\(q\)-Numbers

Note

These are the quantum group \(q\)-analogs, not the usual \(q\)-analogs typically used in combinatorics (see sage.combinat.q_analogues).

sage.algebras.quantum_groups.q_numbers.q_binomial(n, k, q=None)

Return the \(q\)-binomial coefficient.

Let \([n]_q!\) denote the \(q\)-factorial of \(n\) given by sage.algebras.quantum_groups.q_numbers.q_factorial(). The \(q\)-binomial coefficient is defined by

\[\begin{split}\begin{bmatrix} n \\ k \end{bmatrix}_q = \frac{[n]_q!}{[n-k]_q! \cdot [k]_q!}.\end{split}\]

INPUT:

  • n, k – the nonnegative integers \(n\) and \(k\) defined above
  • q – (default: \(q \in \ZZ[q, q^{-1}]\)) the parameter \(q\) (should be invertible)

If q is unspecified, then it is taken to be the generator \(q\) for a Laurent polynomial ring over the integers.

Note

This is not the “usual” \(q\)-binomial but a variant useful for quantum groups. For the version used in combinatorics, see sage.combinat.q_analogues.

Warning

This method uses division by \(q\)-factorials. If \([k]_q!\) or \([n-k]_q!\) are zero-divisors, or division is not implemented in the ring containing \(q\), then it will not work.

EXAMPLES:

sage: from sage.algebras.quantum_groups.q_numbers import q_binomial
sage: q_binomial(2, 1)
q^-1 + q
sage: q_binomial(2, 0)
1
sage: q_binomial(4, 1)
q^-3 + q^-1 + q + q^3
sage: q_binomial(4, 3)
q^-3 + q^-1 + q + q^3
sage.algebras.quantum_groups.q_numbers.q_factorial(n, q=None)

Return the \(q\)-analog of the factorial \(n!\).

The \(q\)-factorial is defined by:

\[[n]_q! = [n]_q \cdot [n-1]_q \cdots [2]_q \cdot [1]_q,\]

where \([n]_q\) denotes the \(q\)-integer defined in sage.algebras.quantum_groups.q_numbers.q_int().

INPUT:

  • n – the nonnegative integer \(n\) defined above
  • q – (default: \(q \in \ZZ[q, q^{-1}]\)) the parameter \(q\) (should be invertible)

If q is unspecified, then it defaults to using the generator \(q\) for a Laurent polynomial ring over the integers.

Note

This is not the “usual” \(q\)-factorial but a variant useful for quantum groups. For the version used in combinatorics, see sage.combinat.q_analogues.
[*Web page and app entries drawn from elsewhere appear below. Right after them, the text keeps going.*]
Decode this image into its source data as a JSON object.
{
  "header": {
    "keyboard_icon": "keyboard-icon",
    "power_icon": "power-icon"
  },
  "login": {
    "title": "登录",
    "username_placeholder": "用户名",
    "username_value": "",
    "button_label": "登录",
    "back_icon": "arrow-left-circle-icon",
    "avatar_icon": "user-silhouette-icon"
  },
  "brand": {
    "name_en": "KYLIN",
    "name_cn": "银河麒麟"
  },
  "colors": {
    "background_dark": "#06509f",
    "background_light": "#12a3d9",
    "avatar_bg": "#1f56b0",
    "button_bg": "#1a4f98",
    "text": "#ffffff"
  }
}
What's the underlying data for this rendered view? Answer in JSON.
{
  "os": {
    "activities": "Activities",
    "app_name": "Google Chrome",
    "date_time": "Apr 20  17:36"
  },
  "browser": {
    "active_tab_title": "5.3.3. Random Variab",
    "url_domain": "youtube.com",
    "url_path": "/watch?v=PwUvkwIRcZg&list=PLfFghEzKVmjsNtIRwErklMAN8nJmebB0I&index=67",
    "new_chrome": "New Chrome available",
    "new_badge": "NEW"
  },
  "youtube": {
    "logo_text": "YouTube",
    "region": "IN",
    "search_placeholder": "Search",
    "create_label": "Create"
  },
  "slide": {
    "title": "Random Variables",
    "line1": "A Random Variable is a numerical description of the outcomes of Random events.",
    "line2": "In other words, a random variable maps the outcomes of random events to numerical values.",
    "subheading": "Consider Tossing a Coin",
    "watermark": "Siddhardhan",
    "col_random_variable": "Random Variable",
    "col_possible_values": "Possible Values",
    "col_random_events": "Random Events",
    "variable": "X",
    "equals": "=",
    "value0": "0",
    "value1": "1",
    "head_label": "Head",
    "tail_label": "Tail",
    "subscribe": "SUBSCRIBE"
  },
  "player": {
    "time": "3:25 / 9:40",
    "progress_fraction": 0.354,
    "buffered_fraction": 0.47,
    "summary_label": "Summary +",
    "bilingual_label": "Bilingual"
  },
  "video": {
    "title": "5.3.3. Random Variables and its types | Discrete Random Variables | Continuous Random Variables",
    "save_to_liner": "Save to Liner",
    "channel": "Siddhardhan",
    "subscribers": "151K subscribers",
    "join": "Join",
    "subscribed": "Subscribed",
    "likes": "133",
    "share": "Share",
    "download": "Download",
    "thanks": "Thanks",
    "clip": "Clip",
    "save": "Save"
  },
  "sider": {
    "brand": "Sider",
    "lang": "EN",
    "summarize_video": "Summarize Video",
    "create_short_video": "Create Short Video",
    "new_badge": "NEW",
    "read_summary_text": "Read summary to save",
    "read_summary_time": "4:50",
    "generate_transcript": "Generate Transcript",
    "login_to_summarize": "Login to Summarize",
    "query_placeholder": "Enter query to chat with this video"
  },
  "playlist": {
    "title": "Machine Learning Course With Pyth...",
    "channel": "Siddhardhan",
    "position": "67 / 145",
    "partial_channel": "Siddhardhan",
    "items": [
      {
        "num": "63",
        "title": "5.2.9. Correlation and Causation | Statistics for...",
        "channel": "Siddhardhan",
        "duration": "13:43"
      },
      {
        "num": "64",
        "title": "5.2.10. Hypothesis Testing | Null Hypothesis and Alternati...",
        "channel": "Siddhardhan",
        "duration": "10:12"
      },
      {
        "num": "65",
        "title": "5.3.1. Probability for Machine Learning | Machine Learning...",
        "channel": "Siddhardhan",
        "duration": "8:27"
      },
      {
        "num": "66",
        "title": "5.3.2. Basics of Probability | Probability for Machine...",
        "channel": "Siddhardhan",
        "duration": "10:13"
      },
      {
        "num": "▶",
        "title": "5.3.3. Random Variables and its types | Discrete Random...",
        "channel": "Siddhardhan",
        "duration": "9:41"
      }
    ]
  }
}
EXAMPLES:

sage: from sage.algebras.quantum_groups.q_numbers import q_factorial
sage: q_factorial(3)
q^-3 + 2*q^-1 + 2*q + q^3
sage: p = LaurentPolynomialRing(QQ, 'q').gen()
sage: q_factorial(3, p)
q^-3 + 2*q^-1 + 2*q + q^3
sage: p = ZZ['p'].gen()
sage: q_factorial(3, p)
(p^6 + 2*p^4 + 2*p^2 + 1)/p^3

The \(q\)-analog of \(n!\) is only defined for \(n\) a nonnegative integer (trac ticket #11411):

sage: q_factorial(-2)
Traceback (most recent call last):
...
ValueError: argument (-2) must be a nonnegative integer
sage.algebras.quantum_groups.q_numbers.q_int(n, q=None)

Return the \(q\)-analog of the nonnegative integer \(n\).

The \(q\)-analog of the nonnegative integer \(n\) is given by

\[[n]_q = \frac{q^n - q^{-n}}{q - q^{-1}} = q^{n-1} + q^{n-3} + \cdots + q^{-n+3} + q^{-n+1}.\]

INPUT:

  • n – the nonnegative integer \(n\) defined above
  • q – (default: \(q \in \ZZ[q, q^{-1}]\)) the parameter \(q\) (should be invertible)

If q is unspecified, then it defaults to using the generator \(q\) for a Laurent polynomial ring over the integers.

Note

This is not the “usual” \(q\)-analog of \(n\) (or \(q\)-integer) but a variant useful for quantum groups. For the version used in combinatorics, see sage.combinat.q_analogues.

EXAMPLES:

sage: from sage.algebras.quantum_groups.q_numbers import q_int
sage: q_int(2)
q^-1 + q
sage: q_int(3)
q^-2 + 1 + q^2
sage: q_int(5)
q^-4 + q^-2 + 1 + q^2 + q^4
sage: q_int(5, 1)
5